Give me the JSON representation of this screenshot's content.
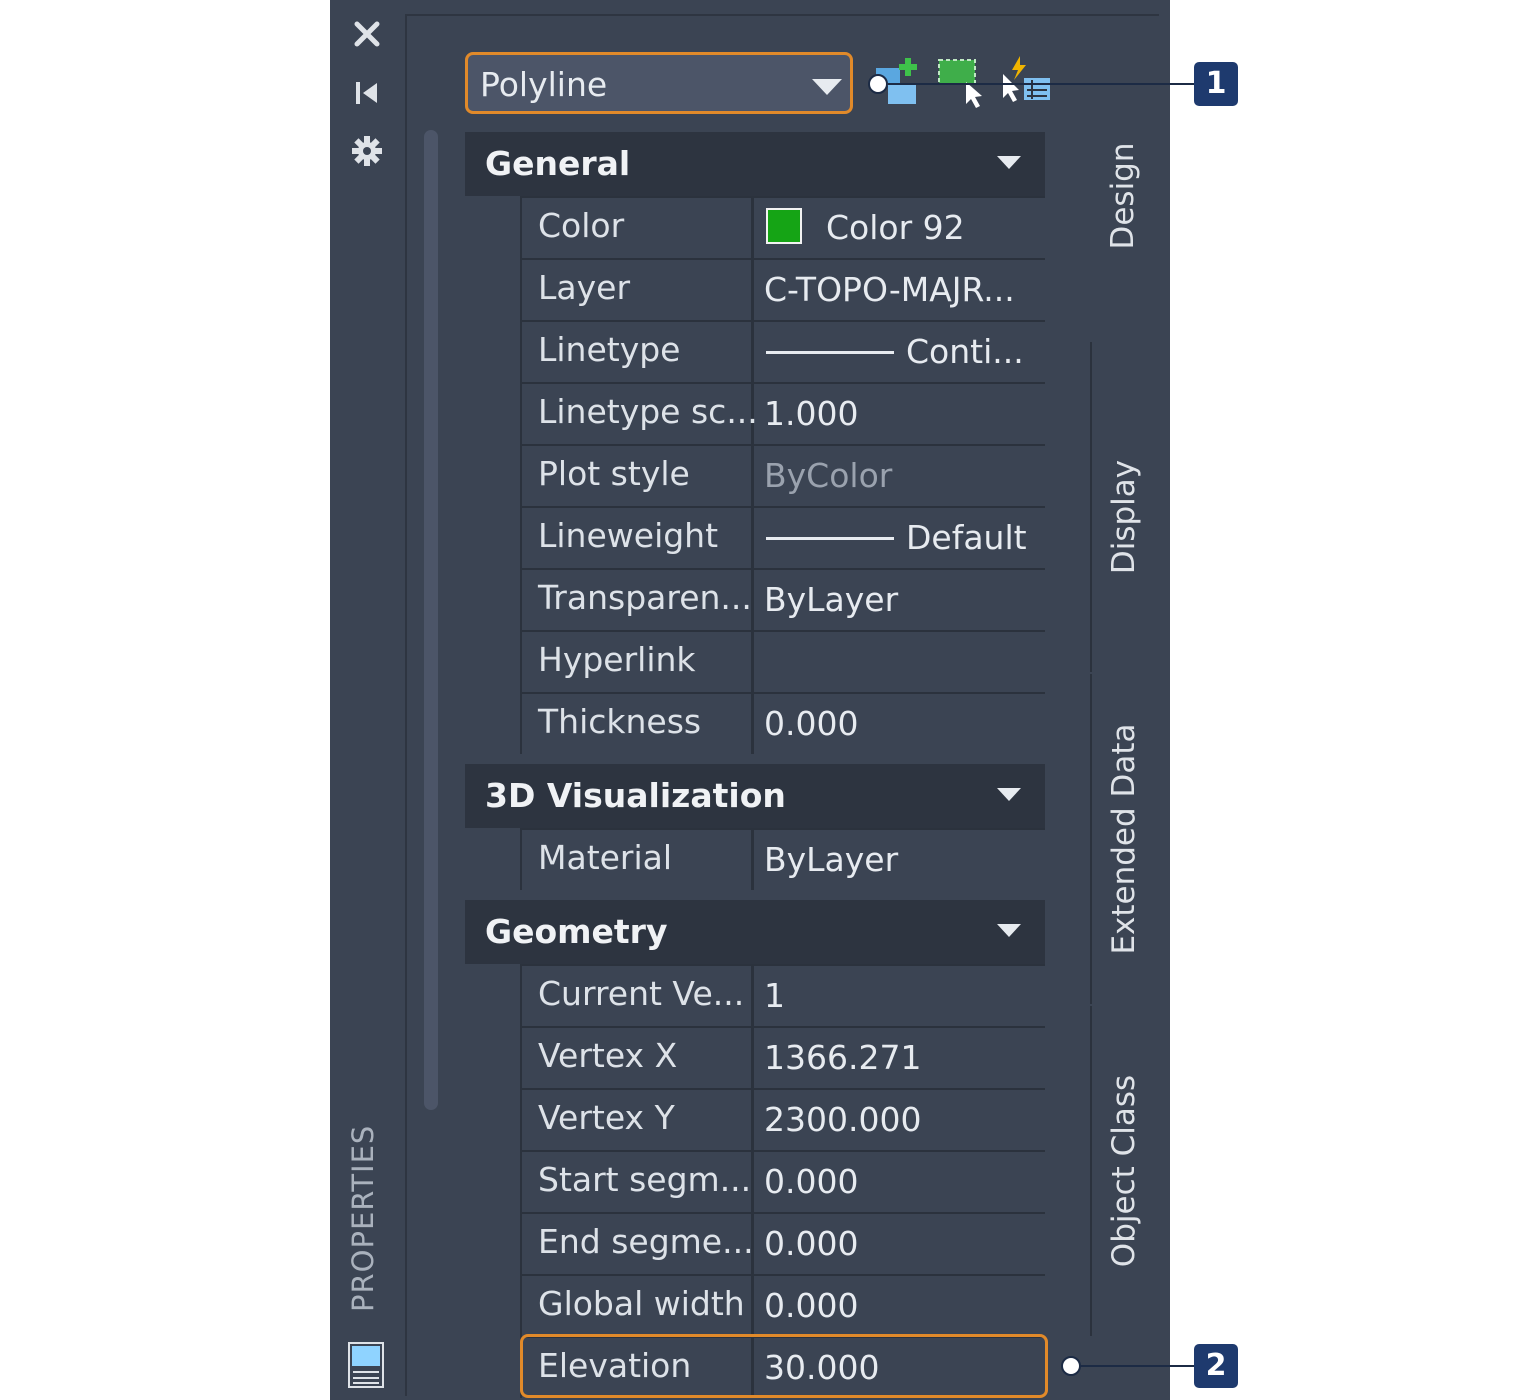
{
  "palette": {
    "title": "PROPERTIES",
    "object_type": "Polyline"
  },
  "sections": [
    {
      "label": "General",
      "rows": [
        {
          "name": "Color",
          "value": "Color 92",
          "swatch_color": "#15a415"
        },
        {
          "name": "Layer",
          "value": "C-TOPO-MAJR..."
        },
        {
          "name": "Linetype",
          "value": "Conti..."
        },
        {
          "name": "Linetype  sc...",
          "value": "1.000"
        },
        {
          "name": "Plot style",
          "value": "ByColor"
        },
        {
          "name": "Lineweight",
          "value": "Default"
        },
        {
          "name": "Transparen...",
          "value": "ByLayer"
        },
        {
          "name": "Hyperlink",
          "value": ""
        },
        {
          "name": "Thickness",
          "value": "0.000"
        }
      ]
    },
    {
      "label": "3D Visualization",
      "rows": [
        {
          "name": "Material",
          "value": "ByLayer"
        }
      ]
    },
    {
      "label": "Geometry",
      "rows": [
        {
          "name": "Current  Ve...",
          "value": "1"
        },
        {
          "name": "Vertex X",
          "value": "1366.271"
        },
        {
          "name": "Vertex Y",
          "value": "2300.000"
        },
        {
          "name": "Start  segm...",
          "value": "0.000"
        },
        {
          "name": "End  segme...",
          "value": "0.000"
        },
        {
          "name": "Global width",
          "value": "0.000"
        },
        {
          "name": "Elevation",
          "value": "30.000"
        }
      ]
    }
  ],
  "tabs": [
    "Design",
    "Display",
    "Extended Data",
    "Object Class"
  ],
  "callouts": [
    "1",
    "2"
  ],
  "colors": {
    "panel_bg": "#3b4453",
    "section_bg": "#2d3440",
    "highlight": "#e18a2a",
    "callout_badge": "#1e3a6e",
    "swatch": "#15a415"
  },
  "icons": [
    "close-icon",
    "auto-hide-icon",
    "settings-icon",
    "quick-select-icon",
    "select-objects-icon",
    "toggle-pickadd-icon",
    "properties-palette-icon"
  ]
}
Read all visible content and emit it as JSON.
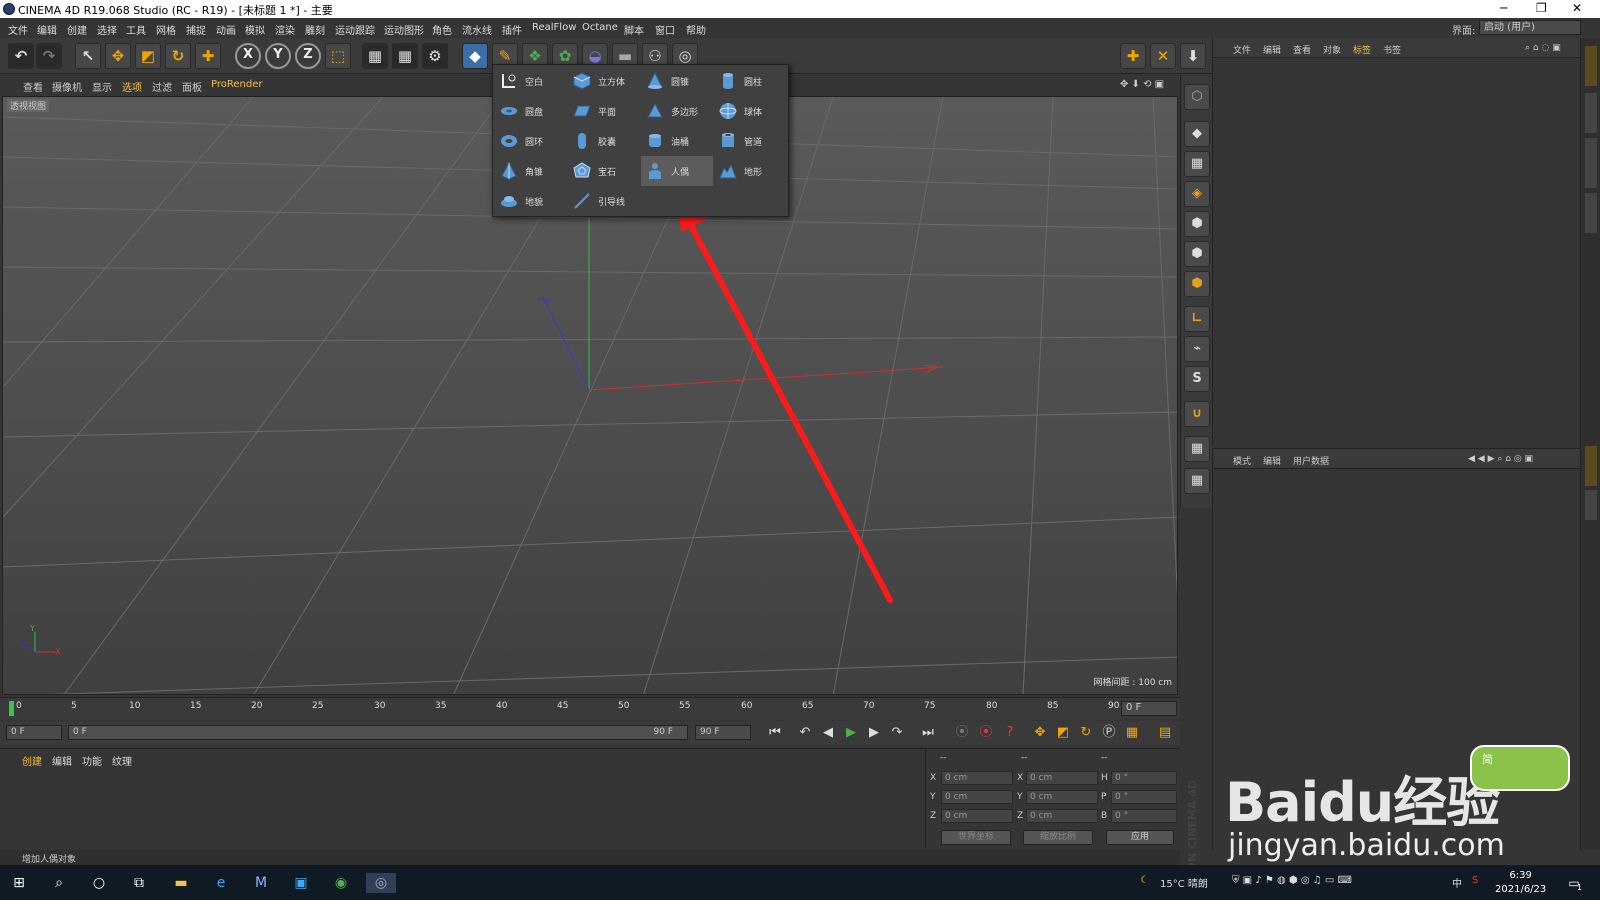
{
  "titlebar": {
    "title": "CINEMA 4D R19.068 Studio (RC - R19) - [未标题 1 *] - 主要",
    "minimize": "─",
    "restore": "❐",
    "close": "✕"
  },
  "menubar": {
    "items": [
      "文件",
      "编辑",
      "创建",
      "选择",
      "工具",
      "网格",
      "捕捉",
      "动画",
      "模拟",
      "渲染",
      "雕刻",
      "运动跟踪",
      "运动图形",
      "角色",
      "流水线",
      "插件",
      "RealFlow",
      "Octane",
      "脚本",
      "窗口",
      "帮助"
    ],
    "interface_label": "界面:",
    "interface_value": "启动 (用户)"
  },
  "viewport_menu": {
    "items": [
      "查看",
      "摄像机",
      "显示",
      "选项",
      "过滤",
      "面板",
      "ProRender"
    ]
  },
  "viewport": {
    "label": "透视视图",
    "grid_info": "网格间距 : 100 cm",
    "axis_y": "Y",
    "axis_x": "X",
    "axis_z": "Z"
  },
  "primitives_menu": {
    "items": [
      {
        "label": "空白",
        "icon": "null-icon"
      },
      {
        "label": "立方体",
        "icon": "cube-icon"
      },
      {
        "label": "圆锥",
        "icon": "cone-icon"
      },
      {
        "label": "圆柱",
        "icon": "cylinder-icon"
      },
      {
        "label": "圆盘",
        "icon": "disc-icon"
      },
      {
        "label": "平面",
        "icon": "plane-icon"
      },
      {
        "label": "多边形",
        "icon": "polygon-icon"
      },
      {
        "label": "球体",
        "icon": "sphere-icon"
      },
      {
        "label": "圆环",
        "icon": "torus-icon"
      },
      {
        "label": "胶囊",
        "icon": "capsule-icon"
      },
      {
        "label": "油桶",
        "icon": "oiltank-icon"
      },
      {
        "label": "管道",
        "icon": "tube-icon"
      },
      {
        "label": "角锥",
        "icon": "pyramid-icon"
      },
      {
        "label": "宝石",
        "icon": "platonic-icon"
      },
      {
        "label": "人偶",
        "icon": "figure-icon"
      },
      {
        "label": "地形",
        "icon": "landscape-icon"
      },
      {
        "label": "地貌",
        "icon": "relief-icon"
      },
      {
        "label": "引导线",
        "icon": "guide-icon"
      }
    ],
    "selected": "人偶"
  },
  "timeline": {
    "ticks": [
      "0",
      "5",
      "10",
      "15",
      "20",
      "25",
      "30",
      "35",
      "40",
      "45",
      "50",
      "55",
      "60",
      "65",
      "70",
      "75",
      "80",
      "85",
      "90"
    ],
    "current_frame": "0 F"
  },
  "transport": {
    "start_frame": "0 F",
    "range_start": "0 F",
    "range_end": "90 F",
    "end_frame": "90 F"
  },
  "material_panel": {
    "tabs": [
      "创建",
      "编辑",
      "功能",
      "纹理"
    ]
  },
  "coord_panel": {
    "headers": [
      "--",
      "--",
      "--"
    ],
    "rows": [
      {
        "axis": "X",
        "pos": "0 cm",
        "axis2": "X",
        "size": "0 cm",
        "axis3": "H",
        "rot": "0 °"
      },
      {
        "axis": "Y",
        "pos": "0 cm",
        "axis2": "Y",
        "size": "0 cm",
        "axis3": "P",
        "rot": "0 °"
      },
      {
        "axis": "Z",
        "pos": "0 cm",
        "axis2": "Z",
        "size": "0 cm",
        "axis3": "B",
        "rot": "0 °"
      }
    ],
    "world_coords": "世界坐标",
    "scale_ratio": "缩放比例",
    "apply": "应用"
  },
  "status": {
    "message": "增加人偶对象"
  },
  "object_manager": {
    "menu": [
      "文件",
      "编辑",
      "查看",
      "对象",
      "标签",
      "书签"
    ]
  },
  "attribute_manager": {
    "menu": [
      "模式",
      "编辑",
      "用户数据"
    ]
  },
  "branding": {
    "maxon": "MAXON CINEMA 4D"
  },
  "watermark": {
    "brand": "Baidu经验",
    "site": "jingyan.baidu.com",
    "badge": "简"
  },
  "taskbar": {
    "weather": "15°C 晴朗",
    "ime": "中",
    "time": "6:39",
    "date": "2021/6/23",
    "notify_count": "1"
  },
  "colors": {
    "accent": "#f0a800",
    "arrow": "#ff1a1a",
    "selected_item": "#5c5c5c"
  }
}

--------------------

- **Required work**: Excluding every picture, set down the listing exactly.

- **The answer**:
Give me the JSON representation of this screenshot's content.
{
  "palette": {
    "title": "PROPERTIES",
    "object_type": "Polyline"
  },
  "sections": [
    {
      "label": "General",
      "rows": [
        {
          "name": "Color",
          "value": "Color 92",
          "swatch_color": "#15a415"
        },
        {
          "name": "Layer",
          "value": "C-TOPO-MAJR..."
        },
        {
          "name": "Linetype",
          "value": "Conti..."
        },
        {
          "name": "Linetype  sc...",
          "value": "1.000"
        },
        {
          "name": "Plot style",
          "value": "ByColor"
        },
        {
          "name": "Lineweight",
          "value": "Default"
        },
        {
          "name": "Transparen...",
          "value": "ByLayer"
        },
        {
          "name": "Hyperlink",
          "value": ""
        },
        {
          "name": "Thickness",
          "value": "0.000"
        }
      ]
    },
    {
      "label": "3D Visualization",
      "rows": [
        {
          "name": "Material",
          "value": "ByLayer"
        }
      ]
    },
    {
      "label": "Geometry",
      "rows": [
        {
          "name": "Current  Ve...",
          "value": "1"
        },
        {
          "name": "Vertex X",
          "value": "1366.271"
        },
        {
          "name": "Vertex Y",
          "value": "2300.000"
        },
        {
          "name": "Start  segm...",
          "value": "0.000"
        },
        {
          "name": "End  segme...",
          "value": "0.000"
        },
        {
          "name": "Global width",
          "value": "0.000"
        },
        {
          "name": "Elevation",
          "value": "30.000"
        }
      ]
    }
  ],
  "tabs": [
    "Design",
    "Display",
    "Extended Data",
    "Object Class"
  ],
  "callouts": [
    "1",
    "2"
  ],
  "colors": {
    "panel_bg": "#3b4453",
    "section_bg": "#2d3440",
    "highlight": "#e18a2a",
    "callout_badge": "#1e3a6e",
    "swatch": "#15a415"
  },
  "icons": [
    "close-icon",
    "auto-hide-icon",
    "settings-icon",
    "quick-select-icon",
    "select-objects-icon",
    "toggle-pickadd-icon",
    "properties-palette-icon"
  ]
}
Read all visible content and emit it as JSON.
{
  "titlebar": {
    "title": "CINEMA 4D R19.068 Studio (RC - R19) - [未标题 1 *] - 主要",
    "minimize": "─",
    "restore": "❐",
    "close": "✕"
  },
  "menubar": {
    "items": [
      "文件",
      "编辑",
      "创建",
      "选择",
      "工具",
      "网格",
      "捕捉",
      "动画",
      "模拟",
      "渲染",
      "雕刻",
      "运动跟踪",
      "运动图形",
      "角色",
      "流水线",
      "插件",
      "RealFlow",
      "Octane",
      "脚本",
      "窗口",
      "帮助"
    ],
    "interface_label": "界面:",
    "interface_value": "启动 (用户)"
  },
  "viewport_menu": {
    "items": [
      "查看",
      "摄像机",
      "显示",
      "选项",
      "过滤",
      "面板",
      "ProRender"
    ]
  },
  "viewport": {
    "label": "透视视图",
    "grid_info": "网格间距 : 100 cm",
    "axis_y": "Y",
    "axis_x": "X",
    "axis_z": "Z"
  },
  "primitives_menu": {
    "items": [
      {
        "label": "空白",
        "icon": "null-icon"
      },
      {
        "label": "立方体",
        "icon": "cube-icon"
      },
      {
        "label": "圆锥",
        "icon": "cone-icon"
      },
      {
        "label": "圆柱",
        "icon": "cylinder-icon"
      },
      {
        "label": "圆盘",
        "icon": "disc-icon"
      },
      {
        "label": "平面",
        "icon": "plane-icon"
      },
      {
        "label": "多边形",
        "icon": "polygon-icon"
      },
      {
        "label": "球体",
        "icon": "sphere-icon"
      },
      {
        "label": "圆环",
        "icon": "torus-icon"
      },
      {
        "label": "胶囊",
        "icon": "capsule-icon"
      },
      {
        "label": "油桶",
        "icon": "oiltank-icon"
      },
      {
        "label": "管道",
        "icon": "tube-icon"
      },
      {
        "label": "角锥",
        "icon": "pyramid-icon"
      },
      {
        "label": "宝石",
        "icon": "platonic-icon"
      },
      {
        "label": "人偶",
        "icon": "figure-icon"
      },
      {
        "label": "地形",
        "icon": "landscape-icon"
      },
      {
        "label": "地貌",
        "icon": "relief-icon"
      },
      {
        "label": "引导线",
        "icon": "guide-icon"
      }
    ],
    "selected": "人偶"
  },
  "timeline": {
    "ticks": [
      "0",
      "5",
      "10",
      "15",
      "20",
      "25",
      "30",
      "35",
      "40",
      "45",
      "50",
      "55",
      "60",
      "65",
      "70",
      "75",
      "80",
      "85",
      "90"
    ],
    "current_frame": "0 F"
  },
  "transport": {
    "start_frame": "0 F",
    "range_start": "0 F",
    "range_end": "90 F",
    "end_frame": "90 F"
  },
  "material_panel": {
    "tabs": [
      "创建",
      "编辑",
      "功能",
      "纹理"
    ]
  },
  "coord_panel": {
    "headers": [
      "--",
      "--",
      "--"
    ],
    "rows": [
      {
        "axis": "X",
        "pos": "0 cm",
        "axis2": "X",
        "size": "0 cm",
        "axis3": "H",
        "rot": "0 °"
      },
      {
        "axis": "Y",
        "pos": "0 cm",
        "axis2": "Y",
        "size": "0 cm",
        "axis3": "P",
        "rot": "0 °"
      },
      {
        "axis": "Z",
        "pos": "0 cm",
        "axis2": "Z",
        "size": "0 cm",
        "axis3": "B",
        "rot": "0 °"
      }
    ],
    "world_coords": "世界坐标",
    "scale_ratio": "缩放比例",
    "apply": "应用"
  },
  "status": {
    "message": "增加人偶对象"
  },
  "object_manager": {
    "menu": [
      "文件",
      "编辑",
      "查看",
      "对象",
      "标签",
      "书签"
    ]
  },
  "attribute_manager": {
    "menu": [
      "模式",
      "编辑",
      "用户数据"
    ]
  },
  "branding": {
    "maxon": "MAXON CINEMA 4D"
  },
  "watermark": {
    "brand": "Baidu经验",
    "site": "jingyan.baidu.com",
    "badge": "简"
  },
  "taskbar": {
    "weather": "15°C 晴朗",
    "ime": "中",
    "time": "6:39",
    "date": "2021/6/23",
    "notify_count": "1"
  },
  "colors": {
    "accent": "#f0a800",
    "arrow": "#ff1a1a",
    "selected_item": "#5c5c5c"
  }
}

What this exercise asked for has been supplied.